§ **What the task asks**:
Scan the entries below. List each line with "folder".

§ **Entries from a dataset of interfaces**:
[Start of section]

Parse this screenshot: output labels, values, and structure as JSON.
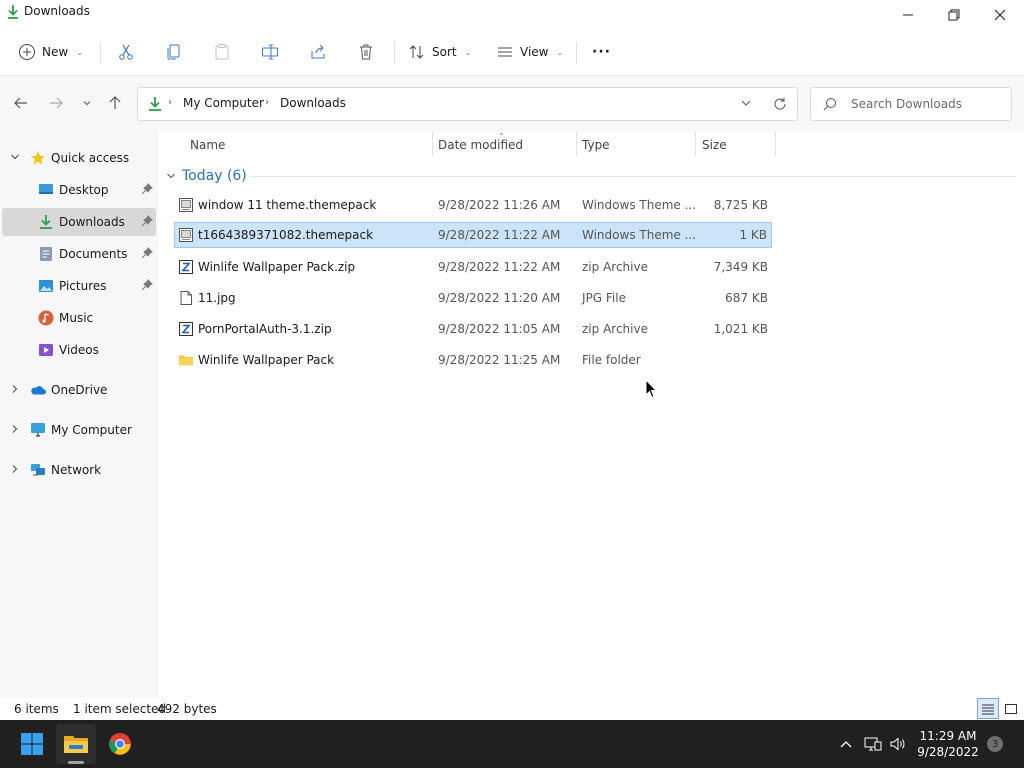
{
  "window": {
    "title": "Downloads"
  },
  "toolbar": {
    "new_label": "New",
    "sort_label": "Sort",
    "view_label": "View",
    "more_label": "···"
  },
  "address": {
    "crumbs": [
      "My Computer",
      "Downloads"
    ],
    "search_placeholder": "Search Downloads"
  },
  "sidebar": {
    "items": [
      {
        "label": "Quick access",
        "icon": "star-icon"
      },
      {
        "label": "Desktop",
        "icon": "desktop-icon"
      },
      {
        "label": "Downloads",
        "icon": "download-icon"
      },
      {
        "label": "Documents",
        "icon": "document-icon"
      },
      {
        "label": "Pictures",
        "icon": "pictures-icon"
      },
      {
        "label": "Music",
        "icon": "music-icon"
      },
      {
        "label": "Videos",
        "icon": "videos-icon"
      },
      {
        "label": "OneDrive",
        "icon": "cloud-icon"
      },
      {
        "label": "My Computer",
        "icon": "computer-icon"
      },
      {
        "label": "Network",
        "icon": "network-icon"
      }
    ]
  },
  "columns": {
    "name": "Name",
    "date": "Date modified",
    "type": "Type",
    "size": "Size"
  },
  "group": {
    "label": "Today (6)"
  },
  "files": [
    {
      "name": "window 11 theme.themepack",
      "date": "9/28/2022 11:26 AM",
      "type": "Windows Theme ...",
      "size": "8,725 KB",
      "icon": "themepack-icon"
    },
    {
      "name": "t1664389371082.themepack",
      "date": "9/28/2022 11:22 AM",
      "type": "Windows Theme ...",
      "size": "1 KB",
      "icon": "themepack-icon"
    },
    {
      "name": "Winlife Wallpaper Pack.zip",
      "date": "9/28/2022 11:22 AM",
      "type": "zip Archive",
      "size": "7,349 KB",
      "icon": "zip-icon"
    },
    {
      "name": "11.jpg",
      "date": "9/28/2022 11:20 AM",
      "type": "JPG File",
      "size": "687 KB",
      "icon": "image-file-icon"
    },
    {
      "name": "PornPortalAuth-3.1.zip",
      "date": "9/28/2022 11:05 AM",
      "type": "zip Archive",
      "size": "1,021 KB",
      "icon": "zip-icon"
    },
    {
      "name": "Winlife Wallpaper Pack",
      "date": "9/28/2022 11:25 AM",
      "type": "File folder",
      "size": "",
      "icon": "folder-icon"
    }
  ],
  "status": {
    "count": "6 items",
    "selection": "1 item selected",
    "bytes": "492 bytes"
  },
  "taskbar": {
    "time": "11:29 AM",
    "date": "9/28/2022",
    "notifications": "3"
  },
  "colors": {
    "accent": "#0067c0",
    "selection": "#cce4f7",
    "folder": "#f4c542",
    "download": "#2e9d4e"
  }
}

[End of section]

§ **Result**:
      "type": "File folder",
      "icon": "folder-icon"
    "folder": "#f4c542",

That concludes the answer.